Along with ransomware, supply chain attacks are increasingly a common target for attackers. Every company uses a supply chain to some extent, and it is this network that could be your downfall. You may have the most robust security strategy in the world, but if a third-party software vendor somewhere along your supply chain does not, your business can be affected along with every other business in your supply network.
Business Email Compromise (BEC)
For most of us, we don’t question the legitimacy of an email from the boss or somebody else with authority within the company, and malicious actors are taking advantage of this as much as possible. BEC is a tactic that relies on this likelihood. An attacker will pose as a high-level employee in emails to try and defraud the company by eliciting people to make illegal transfers with their stolen identity.
Security is more than just anti-virus software
As we begin to realise that anti-virus software alone is not enough to keep us secure online, the ACSC has already done the legwork and compiled a list of effective mitigation strategies called the Essential Eight Maturity Model (E8). Australian businesses are now required to implement the E8 list to ensure they and their critical data remain safe and intact. However, there are 6 further actions that are strongly suggested by the ACSC.
Report ALL Attacks & Incidents
The more the ACSC knows about current cyber attacks and attempts to execute such attacks, the better off ALL businesses will be. Therefore, it is highly recommended that all attacks, attempts to attack, or other cyber security incidents be reported to the ACSC immediately, so they, and your business, can stay ahead of the game.
Become an ACSC Partner
Be the first to know about changes to and incidents in the area of cybersecurity by becoming an ACSC partner. The ACSC provides its partners with the necessary insights, advisories, and advice your business needs to stay secure online.
Know Your Networks
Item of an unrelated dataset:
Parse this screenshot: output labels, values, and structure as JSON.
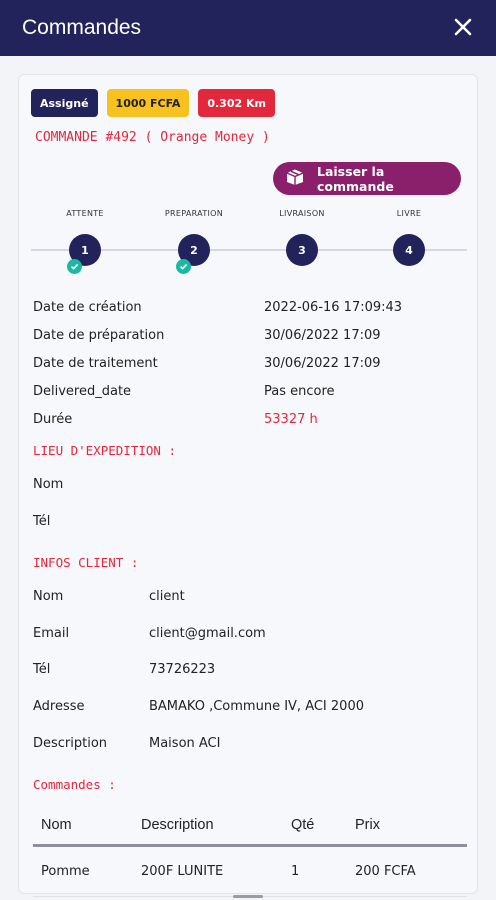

Knowing your networks means knowing exactly where your critical data and infrastructure is located. This information is essential in order to implement a security strategy that can protect your organisation entirely.
The ACSC recommends that businesses be aware of how inaction or delayed response can negatively impact their security posture. Known security weaknesses should be patched within 48 hours of discovery, but the faster this is done, the better. Software updates should also be done within 2 weeks of a manufacturer releasing the updates. A robust cyber incident detection and response plan should be implemented to act as a failsafe should patching and updating practices be delayed.
Manage & Monitor Your Supply Chain
Your supply chain can increase your chances of being a cybercrime victim, so it’s important to understand and evaluate your supply chain regularly. Regular management and monitoring of your supply chain will help your business be more proactive in your cybersecurity management and approach rather than reactive.
Preparation is key
It is better to be safe than sorry, so preparation is essential. Nobody wants to become a victim of cybercrime, but according to the ACSC’s report, your chances of not being one are getting smaller by the day, so you should be prepared. Be sure to implement incident response, business continuity, and disaster recovery plans, so your team knows exactly how to handle every situation.
Boost your security posture with an MSP
Although the future of cybercrime looks grim according to the ACSC, a managed service provider (MSP) will be able to help your business effectively weather the storm. With an MSP, you can be assured that you will have access to an experienced team of cyber security specialists that can set you up with a robust security strategy that is E8 compliant and boosts your security posture.
The team at Bespoke Technology can help, so contact them today to make sure your security is the best it can possibly be.